[Problem to work on] Please copy the material under this line exactly, keeping every line.

+===+

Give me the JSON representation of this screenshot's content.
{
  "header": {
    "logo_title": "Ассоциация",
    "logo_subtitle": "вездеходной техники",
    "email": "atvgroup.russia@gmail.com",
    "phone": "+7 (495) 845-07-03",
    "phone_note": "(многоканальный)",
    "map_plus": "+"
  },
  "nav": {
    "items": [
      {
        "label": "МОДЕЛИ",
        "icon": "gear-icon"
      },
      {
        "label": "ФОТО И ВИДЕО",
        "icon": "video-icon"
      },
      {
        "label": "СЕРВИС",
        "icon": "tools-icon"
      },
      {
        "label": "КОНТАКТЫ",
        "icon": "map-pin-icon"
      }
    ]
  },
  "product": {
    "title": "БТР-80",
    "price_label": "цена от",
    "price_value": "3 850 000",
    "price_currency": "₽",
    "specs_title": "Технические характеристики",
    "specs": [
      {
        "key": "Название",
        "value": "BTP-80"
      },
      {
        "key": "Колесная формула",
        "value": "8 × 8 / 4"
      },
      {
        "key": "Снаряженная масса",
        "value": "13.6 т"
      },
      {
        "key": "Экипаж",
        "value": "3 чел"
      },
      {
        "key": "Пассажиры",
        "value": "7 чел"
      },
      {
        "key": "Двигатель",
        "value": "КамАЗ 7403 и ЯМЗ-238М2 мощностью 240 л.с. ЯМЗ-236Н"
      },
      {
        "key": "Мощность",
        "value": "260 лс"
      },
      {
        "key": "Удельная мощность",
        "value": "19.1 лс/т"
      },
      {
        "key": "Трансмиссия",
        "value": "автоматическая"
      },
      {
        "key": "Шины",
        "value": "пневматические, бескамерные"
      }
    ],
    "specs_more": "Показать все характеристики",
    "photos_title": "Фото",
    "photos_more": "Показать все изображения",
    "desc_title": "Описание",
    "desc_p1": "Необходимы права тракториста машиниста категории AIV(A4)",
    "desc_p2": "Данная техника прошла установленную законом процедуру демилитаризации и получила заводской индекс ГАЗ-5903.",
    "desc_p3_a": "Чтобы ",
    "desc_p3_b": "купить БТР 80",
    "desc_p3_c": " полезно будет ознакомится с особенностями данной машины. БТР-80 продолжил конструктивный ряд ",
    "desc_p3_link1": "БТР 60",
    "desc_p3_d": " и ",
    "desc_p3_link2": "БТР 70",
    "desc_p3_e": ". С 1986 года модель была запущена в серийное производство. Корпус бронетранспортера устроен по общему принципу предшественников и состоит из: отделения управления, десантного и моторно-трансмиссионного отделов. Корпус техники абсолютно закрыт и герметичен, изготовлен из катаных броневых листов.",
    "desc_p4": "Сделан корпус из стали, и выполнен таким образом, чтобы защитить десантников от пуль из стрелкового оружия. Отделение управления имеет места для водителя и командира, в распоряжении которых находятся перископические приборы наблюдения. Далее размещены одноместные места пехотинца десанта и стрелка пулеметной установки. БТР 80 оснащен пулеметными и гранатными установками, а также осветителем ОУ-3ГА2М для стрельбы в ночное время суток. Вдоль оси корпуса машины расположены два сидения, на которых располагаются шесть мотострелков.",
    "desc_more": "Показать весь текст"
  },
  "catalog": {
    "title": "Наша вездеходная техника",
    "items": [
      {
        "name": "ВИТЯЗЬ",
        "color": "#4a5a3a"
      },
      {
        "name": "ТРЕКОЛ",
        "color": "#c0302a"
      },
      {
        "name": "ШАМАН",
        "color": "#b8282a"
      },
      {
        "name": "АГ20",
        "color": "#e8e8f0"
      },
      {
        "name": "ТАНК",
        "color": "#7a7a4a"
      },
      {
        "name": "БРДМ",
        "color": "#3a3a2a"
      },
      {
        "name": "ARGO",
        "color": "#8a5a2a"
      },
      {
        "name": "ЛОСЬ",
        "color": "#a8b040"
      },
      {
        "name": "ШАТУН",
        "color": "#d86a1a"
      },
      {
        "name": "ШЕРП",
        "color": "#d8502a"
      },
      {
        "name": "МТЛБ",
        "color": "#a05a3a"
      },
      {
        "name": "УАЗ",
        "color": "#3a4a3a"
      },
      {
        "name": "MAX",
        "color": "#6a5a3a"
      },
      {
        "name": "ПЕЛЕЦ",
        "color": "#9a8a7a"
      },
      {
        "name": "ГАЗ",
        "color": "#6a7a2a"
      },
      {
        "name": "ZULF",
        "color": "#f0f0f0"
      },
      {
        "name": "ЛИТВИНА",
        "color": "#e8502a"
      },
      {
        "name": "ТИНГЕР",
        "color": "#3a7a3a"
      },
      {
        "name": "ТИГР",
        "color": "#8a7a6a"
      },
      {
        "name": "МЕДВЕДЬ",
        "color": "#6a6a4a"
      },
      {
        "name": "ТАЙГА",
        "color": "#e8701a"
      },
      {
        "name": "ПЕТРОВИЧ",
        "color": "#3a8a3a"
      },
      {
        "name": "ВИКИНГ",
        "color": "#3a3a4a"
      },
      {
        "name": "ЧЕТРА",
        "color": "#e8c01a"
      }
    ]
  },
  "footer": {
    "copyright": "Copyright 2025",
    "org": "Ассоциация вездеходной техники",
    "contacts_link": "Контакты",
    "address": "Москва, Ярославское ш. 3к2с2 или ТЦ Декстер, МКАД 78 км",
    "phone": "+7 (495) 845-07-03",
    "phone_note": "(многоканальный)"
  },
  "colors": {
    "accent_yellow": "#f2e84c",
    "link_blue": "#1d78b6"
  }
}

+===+

[Exercise response]
Give me the JSON representation of this screenshot's content.
{
  "header": {
    "logo_title": "Ассоциация",
    "logo_subtitle": "вездеходной техники",
    "email": "atvgroup.russia@gmail.com",
    "phone": "+7 (495) 845-07-03",
    "phone_note": "(многоканальный)",
    "map_plus": "+"
  },
  "nav": {
    "items": [
      {
        "label": "МОДЕЛИ",
        "icon": "gear-icon"
      },
      {
        "label": "ФОТО И ВИДЕО",
        "icon": "video-icon"
      },
      {
        "label": "СЕРВИС",
        "icon": "tools-icon"
      },
      {
        "label": "КОНТАКТЫ",
        "icon": "map-pin-icon"
      }
    ]
  },
  "product": {
    "title": "БТР-80",
    "price_label": "цена от",
    "price_value": "3 850 000",
    "price_currency": "₽",
    "specs_title": "Технические характеристики",
    "specs": [
      {
        "key": "Название",
        "value": "BTP-80"
      },
      {
        "key": "Колесная формула",
        "value": "8 × 8 / 4"
      },
      {
        "key": "Снаряженная масса",
        "value": "13.6 т"
      },
      {
        "key": "Экипаж",
        "value": "3 чел"
      },
      {
        "key": "Пассажиры",
        "value": "7 чел"
      },
      {
        "key": "Двигатель",
        "value": "КамАЗ 7403 и ЯМЗ-238М2 мощностью 240 л.с. ЯМЗ-236Н"
      },
      {
        "key": "Мощность",
        "value": "260 лс"
      },
      {
        "key": "Удельная мощность",
        "value": "19.1 лс/т"
      },
      {
        "key": "Трансмиссия",
        "value": "автоматическая"
      },
      {
        "key": "Шины",
        "value": "пневматические, бескамерные"
      }
    ],
    "specs_more": "Показать все характеристики",
    "photos_title": "Фото",
    "photos_more": "Показать все изображения",
    "desc_title": "Описание",
    "desc_p1": "Необходимы права тракториста машиниста категории AIV(A4)",
    "desc_p2": "Данная техника прошла установленную законом процедуру демилитаризации и получила заводской индекс ГАЗ-5903.",
    "desc_p3_a": "Чтобы ",
    "desc_p3_b": "купить БТР 80",
    "desc_p3_c": " полезно будет ознакомится с особенностями данной машины. БТР-80 продолжил конструктивный ряд ",
    "desc_p3_link1": "БТР 60",
    "desc_p3_d": " и ",
    "desc_p3_link2": "БТР 70",
    "desc_p3_e": ". С 1986 года модель была запущена в серийное производство. Корпус бронетранспортера устроен по общему принципу предшественников и состоит из: отделения управления, десантного и моторно-трансмиссионного отделов. Корпус техники абсолютно закрыт и герметичен, изготовлен из катаных броневых листов.",
    "desc_p4": "Сделан корпус из стали, и выполнен таким образом, чтобы защитить десантников от пуль из стрелкового оружия. Отделение управления имеет места для водителя и командира, в распоряжении которых находятся перископические приборы наблюдения. Далее размещены одноместные места пехотинца десанта и стрелка пулеметной установки. БТР 80 оснащен пулеметными и гранатными установками, а также осветителем ОУ-3ГА2М для стрельбы в ночное время суток. Вдоль оси корпуса машины расположены два сидения, на которых располагаются шесть мотострелков.",
    "desc_more": "Показать весь текст"
  },
  "catalog": {
    "title": "Наша вездеходная техника",
    "items": [
      {
        "name": "ВИТЯЗЬ",
        "color": "#4a5a3a"
      },
      {
        "name": "ТРЕКОЛ",
        "color": "#c0302a"
      },
      {
        "name": "ШАМАН",
        "color": "#b8282a"
      },
      {
        "name": "АГ20",
        "color": "#e8e8f0"
      },
      {
        "name": "ТАНК",
        "color": "#7a7a4a"
      },
      {
        "name": "БРДМ",
        "color": "#3a3a2a"
      },
      {
        "name": "ARGO",
        "color": "#8a5a2a"
      },
      {
        "name": "ЛОСЬ",
        "color": "#a8b040"
      },
      {
        "name": "ШАТУН",
        "color": "#d86a1a"
      },
      {
        "name": "ШЕРП",
        "color": "#d8502a"
      },
      {
        "name": "МТЛБ",
        "color": "#a05a3a"
      },
      {
        "name": "УАЗ",
        "color": "#3a4a3a"
      },
      {
        "name": "MAX",
        "color": "#6a5a3a"
      },
      {
        "name": "ПЕЛЕЦ",
        "color": "#9a8a7a"
      },
      {
        "name": "ГАЗ",
        "color": "#6a7a2a"
      },
      {
        "name": "ZULF",
        "color": "#f0f0f0"
      },
      {
        "name": "ЛИТВИНА",
        "color": "#e8502a"
      },
      {
        "name": "ТИНГЕР",
        "color": "#3a7a3a"
      },
      {
        "name": "ТИГР",
        "color": "#8a7a6a"
      },
      {
        "name": "МЕДВЕДЬ",
        "color": "#6a6a4a"
      },
      {
        "name": "ТАЙГА",
        "color": "#e8701a"
      },
      {
        "name": "ПЕТРОВИЧ",
        "color": "#3a8a3a"
      },
      {
        "name": "ВИКИНГ",
        "color": "#3a3a4a"
      },
      {
        "name": "ЧЕТРА",
        "color": "#e8c01a"
      }
    ]
  },
  "footer": {
    "copyright": "Copyright 2025",
    "org": "Ассоциация вездеходной техники",
    "contacts_link": "Контакты",
    "address": "Москва, Ярославское ш. 3к2с2 или ТЦ Декстер, МКАД 78 км",
    "phone": "+7 (495) 845-07-03",
    "phone_note": "(многоканальный)"
  },
  "colors": {
    "accent_yellow": "#f2e84c",
    "link_blue": "#1d78b6"
  }
}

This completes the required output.